Not only does nobody know what the big society means, the government has now even given it the acronym of BS to confuse people more. It doesn’t help that government ministers try to explain in the tone of an angry aunt and with language that combines exhortation to better behaviour with an undertow of high moral threat.

The big society cannot just mean more of the old- style charity. It is time to combine civil society and the NHS

Irrespective of what BS actually does mean, for the government the role that civil society plays with the NHS will be an important part of the future of the health service.

Without going on too much about how the government has taken a good idea and messed it around, let’s analyse how the NHS might progress its relationship with the big society.

First, there can be no relationship that does not involve state resources. The NHS is free at the point of need because the state raises taxes from us all to pay for it.

The NHS has a long history of working with traditional aspects of civil society, from the hospital league of friends to the general public raising billions of pounds in donations for health. Look at the runners in the marathon and see how many health services they are funding. The big society can’t simply mean more of this charity of old, it has to involve a closer partnership between civil society and the resources that run the NHS. It is time to combine civil society and the NHS, not keep on running them side by side.

Second, the big society’s relationship with the NHS will not be transformative if it only works through the big society’s “small platoons”. Small platoons is a lovely phrase but the NHS is one of the biggest armies in the world. A big army doesn’t notice when it rolls over small platoons every morning before breakfast. And it is being rolled over that characterises the voluntary sector’s experience of the NHS.

I have met hundreds of charities that have tried and failed to obtain contracts for services that primary care trusts want. Often the PCT really wants to create that relationship with the small voluntary sector platoon, but the tendering process that the PCT runs precludes anything but a multinational from succeeding.

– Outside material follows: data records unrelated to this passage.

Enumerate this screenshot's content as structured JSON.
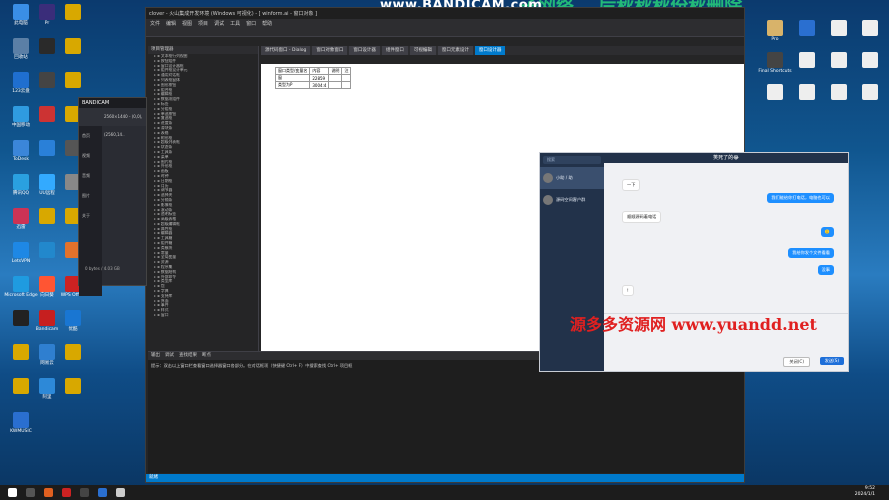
{
  "watermark": {
    "bandicam": "www.BANDICAM.com",
    "site": "源多多资源网 www.yuandd.net",
    "top_green": "子网络，  后秋秋秋份秋删除"
  },
  "desktop_left": [
    {
      "label": "此电脑",
      "color": "#3a8ee6"
    },
    {
      "label": "Pr",
      "color": "#3a2d7a"
    },
    {
      "label": "",
      "color": "#d8a800"
    },
    {
      "label": "回收站",
      "color": "#5b7fa6"
    },
    {
      "label": "",
      "color": "#2a2a2a"
    },
    {
      "label": "",
      "color": "#d8a800"
    },
    {
      "label": "123云盘",
      "color": "#1f6fd0"
    },
    {
      "label": "",
      "color": "#444"
    },
    {
      "label": "",
      "color": "#d8a800"
    },
    {
      "label": "中国移动",
      "color": "#2f9be0"
    },
    {
      "label": "",
      "color": "#c33"
    },
    {
      "label": "",
      "color": "#d8a800"
    },
    {
      "label": "ToDesk",
      "color": "#3b86d9"
    },
    {
      "label": "",
      "color": "#2a80d8"
    },
    {
      "label": "",
      "color": "#555"
    },
    {
      "label": "腾讯QQ",
      "color": "#2aa0e0"
    },
    {
      "label": "UU远程",
      "color": "#33aaff"
    },
    {
      "label": "",
      "color": "#888"
    },
    {
      "label": "迅雷",
      "color": "#cc3355"
    },
    {
      "label": "",
      "color": "#d8a800"
    },
    {
      "label": "",
      "color": "#d8a800"
    },
    {
      "label": "LetsVPN",
      "color": "#1e88e5"
    },
    {
      "label": "",
      "color": "#2288cc"
    },
    {
      "label": "",
      "color": "#e2722b"
    },
    {
      "label": "Microsoft Edge",
      "color": "#1f9be0"
    },
    {
      "label": "向日葵",
      "color": "#ff5533"
    },
    {
      "label": "WPS Office",
      "color": "#cc2222"
    },
    {
      "label": "",
      "color": "#222"
    },
    {
      "label": "Bandicam",
      "color": "#c61f1f"
    },
    {
      "label": "优酷",
      "color": "#1976d2"
    },
    {
      "label": "",
      "color": "#d8a800"
    },
    {
      "label": "网易云",
      "color": "#2f7fd0"
    },
    {
      "label": "",
      "color": "#d8a800"
    },
    {
      "label": "",
      "color": "#d8a800"
    },
    {
      "label": "阿里",
      "color": "#2d89d8"
    },
    {
      "label": "",
      "color": "#d8a800"
    },
    {
      "label": "KWMUSIC",
      "color": "#2a6fd0"
    }
  ],
  "desktop_right": [
    {
      "label": "Pro",
      "color": "#d8b36a"
    },
    {
      "label": "",
      "color": "#2a6fd0"
    },
    {
      "label": "",
      "color": "#eee"
    },
    {
      "label": "",
      "color": "#eee"
    },
    {
      "label": "Final Shortcuts",
      "color": "#444"
    },
    {
      "label": "",
      "color": "#eee"
    },
    {
      "label": "",
      "color": "#eee"
    },
    {
      "label": "",
      "color": "#eee"
    },
    {
      "label": "",
      "color": "#eee"
    },
    {
      "label": "",
      "color": "#eee"
    },
    {
      "label": "",
      "color": "#eee"
    },
    {
      "label": "",
      "color": "#eee"
    }
  ],
  "ide": {
    "title": "clover - 火山集成开发环境 (Windows 可视化) - [ winform.ai - 窗口对象 ]",
    "menus": [
      "文件",
      "编辑",
      "视图",
      "项目",
      "调试",
      "工具",
      "窗口",
      "帮助"
    ],
    "tabs": [
      "源代码窗口 - Dialog",
      "窗口对象窗口",
      "窗口设计器",
      "组件窗口",
      "可视编辑",
      "窗口元素设计",
      "窗口设计器"
    ],
    "tree_header": "项目管理器",
    "tree_rows": [
      "文本框行列视图",
      "按钮组件",
      "窗口设计器框",
      "组件框设计单元",
      "通用对话框",
      "列表框窗体",
      "图形按钮",
      "组合框",
      "编辑框",
      "数据项组件",
      "标签",
      "分组框",
      "单选按钮",
      "复选框",
      "进度条",
      "滑块条",
      "表格",
      "树形框",
      "超级列表框",
      "状态条",
      "工具条",
      "菜单",
      "图片框",
      "外形框",
      "画板",
      "时钟",
      "日期框",
      "月历",
      "调节器",
      "选择夹",
      "分隔条",
      "影像框",
      "滚动条",
      "透明标签",
      "高级表格",
      "超级编辑框",
      "属性框",
      "编辑器",
      "工具箱",
      "组件箱",
      "类模块",
      "常量",
      "全局变量",
      "资源",
      "程序集",
      "数据结构",
      "外部命令",
      "类型库",
      "包",
      "字典",
      "支持库",
      "界面",
      "事件",
      "样式",
      "窗口"
    ],
    "grid": [
      [
        "窗口类型/变量名",
        "内容",
        "说明",
        "注"
      ],
      [
        "窗",
        "22859",
        "",
        ""
      ],
      [
        "类型为P",
        "3004:4",
        "",
        ""
      ]
    ],
    "bottom_tabs": [
      "输出",
      "调试",
      "查找结果",
      "断点"
    ],
    "output_text": "提示：双击以上窗口栏查看窗口选择器窗口各部分。在对话框项（快捷键 Ctrl+ F）中搜索查找 Ctrl+ 项目框",
    "status": "就绪"
  },
  "bandicam": {
    "title": "BANDICAM",
    "resolution": "2560×1440 - (0,0), (2560,14..",
    "menu": [
      "首页",
      "视频",
      "音频",
      "图片",
      "关于"
    ],
    "size": "0 bytes / 4.03 GB"
  },
  "chat": {
    "search_placeholder": "搜索",
    "title": "笑死了的😂",
    "conversations": [
      {
        "name": "小助 / 助"
      },
      {
        "name": "源码空间客户群"
      }
    ],
    "messages": [
      {
        "dir": "in",
        "text": "一下"
      },
      {
        "dir": "out",
        "text": "我们能给你打电话，电脑也可以"
      },
      {
        "dir": "in",
        "text": "顺顺源码着电话"
      },
      {
        "dir": "out",
        "text": "🙂"
      },
      {
        "dir": "out",
        "text": "我给你发个文件看看"
      },
      {
        "dir": "out",
        "text": "没事"
      },
      {
        "dir": "in",
        "text": "!"
      }
    ],
    "close_label": "关闭(C)",
    "send_label": "发送(S)"
  },
  "taskbar": {
    "time": "9:52",
    "date": "2024/1/1"
  }
}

Getting organised

Small platoons rarely win the skirmish that the public sector tendering process represents. Big armies with tanks full of lawyers win those tenders.

For the big society to work, these small platoons need to organise into an army. And that is what they are doing. The modern army needs to combine the local control and power of the small platoon with the logistics and fire power of a large army.

This vision has led to the creation of the Third Sector Consortium (3SC). Set up by the Social Investment Business, the consortium has been formed of 10 of the larger voluntary organisations that provide services that help people on welfare get into work.

On their own they have found it very difficult to get the Department of Work and Pensions to take them seriously. Together they can buy the skills and defray the incurred costs needed to win contracts in competition with large public and private sector organisations. 

This sizing up does not lose the unique selling point of third sector organisation - its local relationship and the specific passion that drives it - but it organises that passion and allows it to compete and win.

The third sector is now developing a consortium for health (3SC4H) that will bid for work from the NHS. This will not compete directly with most NHS services, but important synergies are developing.

The Red Cross sells an important health service to a number of PCTs. It trains volunteers to stay overnight with patients who would otherwise be in hospital emergency beds. No one is pretending that those volunteers can replace emergency doctors; they don’t need to. They need to provide safe and secure care in the home, where the patient wants to be, and preserve the emergency beds for the people that really need them. The QIPP analysis of this service is that every pound spent with the Red Cross saves multiple pounds for the NHS.

The problem, as with most innovations in the NHS, is how to spread it quickly. It is important that they, and all services that ensure greater self management of long-term conditions, do not remain good ideas at the edge of the NHS.

To change the terms of trade for the NHS, to secure considerably better outcomes for the same resource, these innovations need to become mainstream. To help make that happen, 3SC for health will combine the small platoons into something approaching a big society. And they will be coming to an NHS near you.